Your task
Below are the records; return exactly the lines from the one with "What's the underlying" through the final line, both included, minus any pictures.

Dataset extract
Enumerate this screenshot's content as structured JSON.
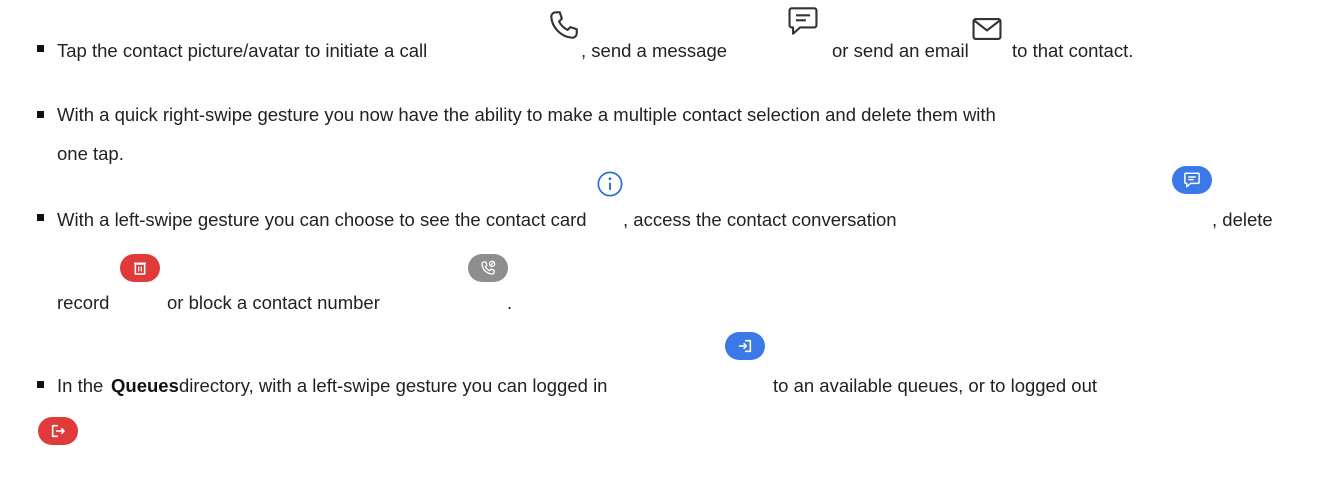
{
  "bullets": [
    {
      "t1": "Tap the contact picture/avatar to initiate a call",
      "t2": ", send a message",
      "t3": "or send an email",
      "t4": "to that contact."
    },
    {
      "line1": "With a quick right-swipe gesture you now have the ability to make a multiple contact selection and delete them with",
      "line2": "one tap."
    },
    {
      "t1": "With a left-swipe gesture you can choose to see the contact card",
      "t2": ", access the contact conversation",
      "t3": ", delete",
      "t4": "record",
      "t5": "or block a contact number",
      "t6": "."
    },
    {
      "t1": "In the",
      "bold": "Queues",
      "t2": "directory, with a left-swipe gesture you can logged in",
      "t3": "to an available queues, or to logged out"
    }
  ],
  "icons": [
    "phone-icon",
    "message-icon",
    "email-icon",
    "info-icon",
    "conversation-icon",
    "delete-icon",
    "block-icon",
    "login-icon",
    "logout-icon"
  ]
}
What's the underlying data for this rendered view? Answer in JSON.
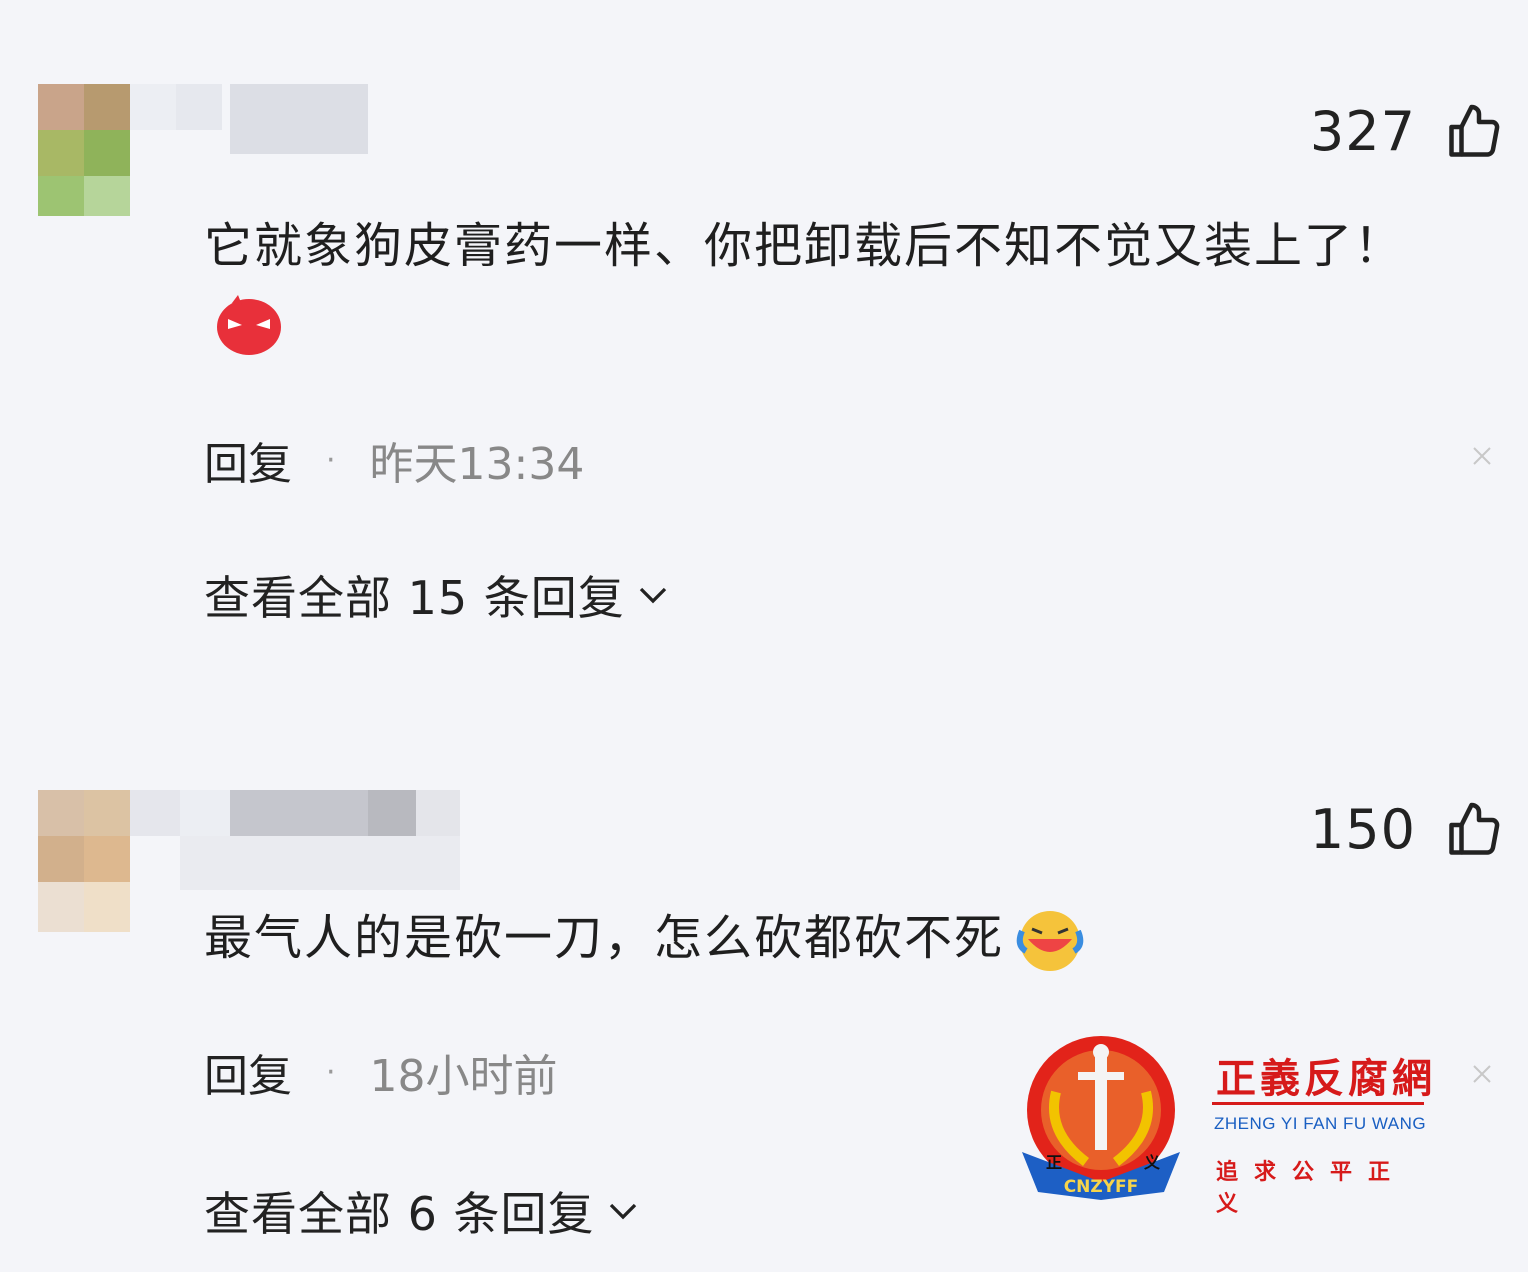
{
  "comments": [
    {
      "likes": "327",
      "text": "它就象狗皮膏药一样、你把卸载后不知不觉又装上了！",
      "reply_label": "回复",
      "separator": "·",
      "time": "昨天13:34",
      "view_all": "查看全部 15 条回复"
    },
    {
      "likes": "150",
      "text": "最气人的是砍一刀，怎么砍都砍不死",
      "reply_label": "回复",
      "separator": "·",
      "time": "18小时前",
      "view_all": "查看全部 6 条回复"
    }
  ],
  "watermark": {
    "title": "正義反腐網",
    "subtitle": "ZHENG YI FAN FU WANG",
    "slogan": "追求公平正义",
    "seal_text": "CNZYFF",
    "seal_chars": [
      "正",
      "义"
    ]
  },
  "icons": {
    "like": "thumbs-up-icon",
    "close": "close-icon",
    "expand": "chevron-down-icon",
    "emoji1": "devil-face-emoji",
    "emoji2": "laughing-crying-emoji"
  }
}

Solved problem
What's the underlying data for this rendered view? Answer in JSON.
{
  "comments": [
    {
      "likes": "327",
      "text": "它就象狗皮膏药一样、你把卸载后不知不觉又装上了！",
      "reply_label": "回复",
      "separator": "·",
      "time": "昨天13:34",
      "view_all": "查看全部 15 条回复"
    },
    {
      "likes": "150",
      "text": "最气人的是砍一刀，怎么砍都砍不死",
      "reply_label": "回复",
      "separator": "·",
      "time": "18小时前",
      "view_all": "查看全部 6 条回复"
    }
  ],
  "watermark": {
    "title": "正義反腐網",
    "subtitle": "ZHENG YI FAN FU WANG",
    "slogan": "追求公平正义",
    "seal_text": "CNZYFF",
    "seal_chars": [
      "正",
      "义"
    ]
  },
  "icons": {
    "like": "thumbs-up-icon",
    "close": "close-icon",
    "expand": "chevron-down-icon",
    "emoji1": "devil-face-emoji",
    "emoji2": "laughing-crying-emoji"
  }
}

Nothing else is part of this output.